* **Task prompt**
Would you please reproduce all the entries exactly, leaving the pictures out?

BEGIN

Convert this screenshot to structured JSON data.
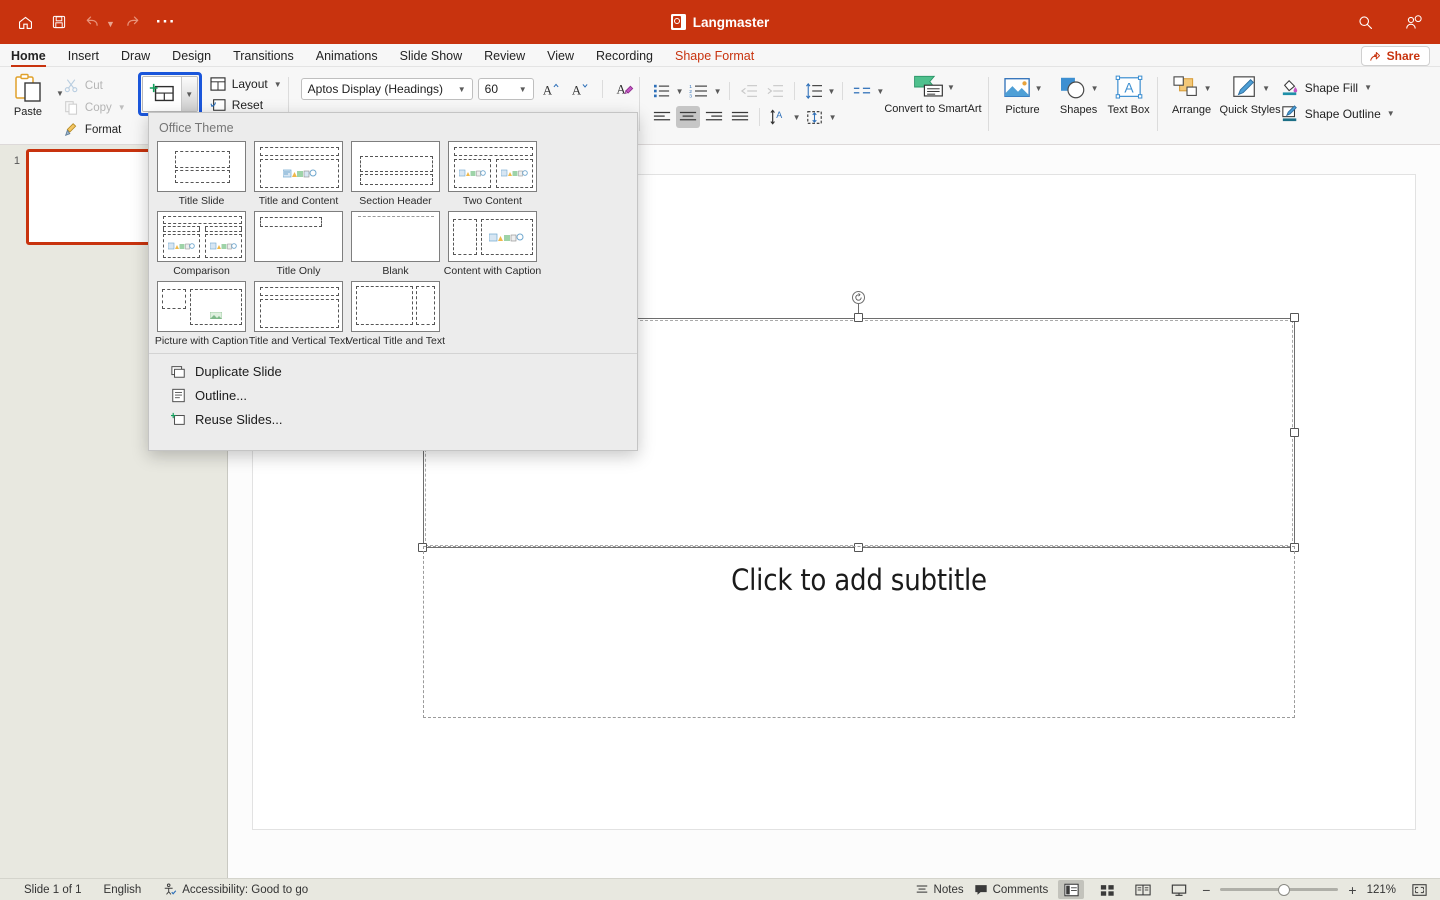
{
  "titlebar": {
    "document_title": "Langmaster",
    "icons": {
      "home": "home-icon",
      "save": "save-icon",
      "undo": "undo-icon",
      "redo": "redo-icon",
      "more": "more-options-icon",
      "search": "search-icon",
      "account": "account-icon"
    },
    "brand_color": "#C8330E"
  },
  "tabs": [
    {
      "label": "Home",
      "active": true,
      "contextual": false
    },
    {
      "label": "Insert",
      "active": false,
      "contextual": false
    },
    {
      "label": "Draw",
      "active": false,
      "contextual": false
    },
    {
      "label": "Design",
      "active": false,
      "contextual": false
    },
    {
      "label": "Transitions",
      "active": false,
      "contextual": false
    },
    {
      "label": "Animations",
      "active": false,
      "contextual": false
    },
    {
      "label": "Slide Show",
      "active": false,
      "contextual": false
    },
    {
      "label": "Review",
      "active": false,
      "contextual": false
    },
    {
      "label": "View",
      "active": false,
      "contextual": false
    },
    {
      "label": "Recording",
      "active": false,
      "contextual": false
    },
    {
      "label": "Shape Format",
      "active": false,
      "contextual": true
    }
  ],
  "share": {
    "label": "Share"
  },
  "ribbon": {
    "clipboard": {
      "paste_label": "Paste",
      "cut_label": "Cut",
      "copy_label": "Copy",
      "format_label": "Format"
    },
    "slides": {
      "new_slide_label": "New Slide",
      "layout_label": "Layout",
      "reset_label": "Reset"
    },
    "font": {
      "font_name": "Aptos Display (Headings)",
      "font_size": "60",
      "grow_font": "increase-font-size",
      "shrink_font": "decrease-font-size",
      "clear_formatting": "clear-formatting"
    },
    "paragraph": {
      "bullets": "bullets",
      "numbering": "numbering",
      "decrease_indent": "decrease-indent",
      "increase_indent": "increase-indent",
      "line_spacing": "line-spacing",
      "columns": "columns",
      "align_left": "align-left",
      "align_center": "align-center",
      "align_right": "align-right",
      "justify": "justify",
      "text_direction": "text-direction",
      "align_text": "align-text",
      "convert_smartart_label": "Convert to SmartArt"
    },
    "insert": {
      "picture_label": "Picture",
      "shapes_label": "Shapes",
      "textbox_label": "Text Box"
    },
    "drawing": {
      "arrange_label": "Arrange",
      "quick_styles_label": "Quick Styles",
      "shape_fill_label": "Shape Fill",
      "shape_outline_label": "Shape Outline"
    }
  },
  "menu": {
    "section_title": "Office Theme",
    "layouts": [
      {
        "name": "Title Slide",
        "kind": "title-slide"
      },
      {
        "name": "Title and Content",
        "kind": "title-and-content"
      },
      {
        "name": "Section Header",
        "kind": "section-header"
      },
      {
        "name": "Two Content",
        "kind": "two-content"
      },
      {
        "name": "Comparison",
        "kind": "comparison"
      },
      {
        "name": "Title Only",
        "kind": "title-only"
      },
      {
        "name": "Blank",
        "kind": "blank"
      },
      {
        "name": "Content with Caption",
        "kind": "content-with-caption"
      },
      {
        "name": "Picture with Caption",
        "kind": "picture-with-caption"
      },
      {
        "name": "Title and Vertical Text",
        "kind": "title-and-vertical-text"
      },
      {
        "name": "Vertical Title and Text",
        "kind": "vertical-title-and-text"
      }
    ],
    "commands": [
      {
        "label": "Duplicate Slide",
        "icon": "duplicate-slide-icon"
      },
      {
        "label": "Outline...",
        "icon": "outline-icon"
      },
      {
        "label": "Reuse Slides...",
        "icon": "reuse-slides-icon"
      }
    ]
  },
  "slide_panel": {
    "slides": [
      {
        "number": "1",
        "selected": true
      }
    ],
    "selection_color": "#C8330E"
  },
  "canvas": {
    "title_placeholder_text": "",
    "subtitle_placeholder_text": "Click to add subtitle"
  },
  "statusbar": {
    "slide_count_label": "Slide 1 of 1",
    "language": "English",
    "accessibility": "Accessibility: Good to go",
    "notes_label": "Notes",
    "comments_label": "Comments",
    "zoom_level": "121%",
    "views": [
      {
        "name": "normal-view",
        "active": true
      },
      {
        "name": "slide-sorter-view",
        "active": false
      },
      {
        "name": "reading-view",
        "active": false
      },
      {
        "name": "slide-show-view",
        "active": false
      }
    ],
    "zoom_out": "−",
    "zoom_in": "+",
    "fit_slide": "fit-slide-to-window"
  }
}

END

* **Answer area**
Convert this screenshot to structured JSON data.
{
  "titlebar": {
    "document_title": "Langmaster",
    "icons": {
      "home": "home-icon",
      "save": "save-icon",
      "undo": "undo-icon",
      "redo": "redo-icon",
      "more": "more-options-icon",
      "search": "search-icon",
      "account": "account-icon"
    },
    "brand_color": "#C8330E"
  },
  "tabs": [
    {
      "label": "Home",
      "active": true,
      "contextual": false
    },
    {
      "label": "Insert",
      "active": false,
      "contextual": false
    },
    {
      "label": "Draw",
      "active": false,
      "contextual": false
    },
    {
      "label": "Design",
      "active": false,
      "contextual": false
    },
    {
      "label": "Transitions",
      "active": false,
      "contextual": false
    },
    {
      "label": "Animations",
      "active": false,
      "contextual": false
    },
    {
      "label": "Slide Show",
      "active": false,
      "contextual": false
    },
    {
      "label": "Review",
      "active": false,
      "contextual": false
    },
    {
      "label": "View",
      "active": false,
      "contextual": false
    },
    {
      "label": "Recording",
      "active": false,
      "contextual": false
    },
    {
      "label": "Shape Format",
      "active": false,
      "contextual": true
    }
  ],
  "share": {
    "label": "Share"
  },
  "ribbon": {
    "clipboard": {
      "paste_label": "Paste",
      "cut_label": "Cut",
      "copy_label": "Copy",
      "format_label": "Format"
    },
    "slides": {
      "new_slide_label": "New Slide",
      "layout_label": "Layout",
      "reset_label": "Reset"
    },
    "font": {
      "font_name": "Aptos Display (Headings)",
      "font_size": "60",
      "grow_font": "increase-font-size",
      "shrink_font": "decrease-font-size",
      "clear_formatting": "clear-formatting"
    },
    "paragraph": {
      "bullets": "bullets",
      "numbering": "numbering",
      "decrease_indent": "decrease-indent",
      "increase_indent": "increase-indent",
      "line_spacing": "line-spacing",
      "columns": "columns",
      "align_left": "align-left",
      "align_center": "align-center",
      "align_right": "align-right",
      "justify": "justify",
      "text_direction": "text-direction",
      "align_text": "align-text",
      "convert_smartart_label": "Convert to SmartArt"
    },
    "insert": {
      "picture_label": "Picture",
      "shapes_label": "Shapes",
      "textbox_label": "Text Box"
    },
    "drawing": {
      "arrange_label": "Arrange",
      "quick_styles_label": "Quick Styles",
      "shape_fill_label": "Shape Fill",
      "shape_outline_label": "Shape Outline"
    }
  },
  "menu": {
    "section_title": "Office Theme",
    "layouts": [
      {
        "name": "Title Slide",
        "kind": "title-slide"
      },
      {
        "name": "Title and Content",
        "kind": "title-and-content"
      },
      {
        "name": "Section Header",
        "kind": "section-header"
      },
      {
        "name": "Two Content",
        "kind": "two-content"
      },
      {
        "name": "Comparison",
        "kind": "comparison"
      },
      {
        "name": "Title Only",
        "kind": "title-only"
      },
      {
        "name": "Blank",
        "kind": "blank"
      },
      {
        "name": "Content with Caption",
        "kind": "content-with-caption"
      },
      {
        "name": "Picture with Caption",
        "kind": "picture-with-caption"
      },
      {
        "name": "Title and Vertical Text",
        "kind": "title-and-vertical-text"
      },
      {
        "name": "Vertical Title and Text",
        "kind": "vertical-title-and-text"
      }
    ],
    "commands": [
      {
        "label": "Duplicate Slide",
        "icon": "duplicate-slide-icon"
      },
      {
        "label": "Outline...",
        "icon": "outline-icon"
      },
      {
        "label": "Reuse Slides...",
        "icon": "reuse-slides-icon"
      }
    ]
  },
  "slide_panel": {
    "slides": [
      {
        "number": "1",
        "selected": true
      }
    ],
    "selection_color": "#C8330E"
  },
  "canvas": {
    "title_placeholder_text": "",
    "subtitle_placeholder_text": "Click to add subtitle"
  },
  "statusbar": {
    "slide_count_label": "Slide 1 of 1",
    "language": "English",
    "accessibility": "Accessibility: Good to go",
    "notes_label": "Notes",
    "comments_label": "Comments",
    "zoom_level": "121%",
    "views": [
      {
        "name": "normal-view",
        "active": true
      },
      {
        "name": "slide-sorter-view",
        "active": false
      },
      {
        "name": "reading-view",
        "active": false
      },
      {
        "name": "slide-show-view",
        "active": false
      }
    ],
    "zoom_out": "−",
    "zoom_in": "+",
    "fit_slide": "fit-slide-to-window"
  }
}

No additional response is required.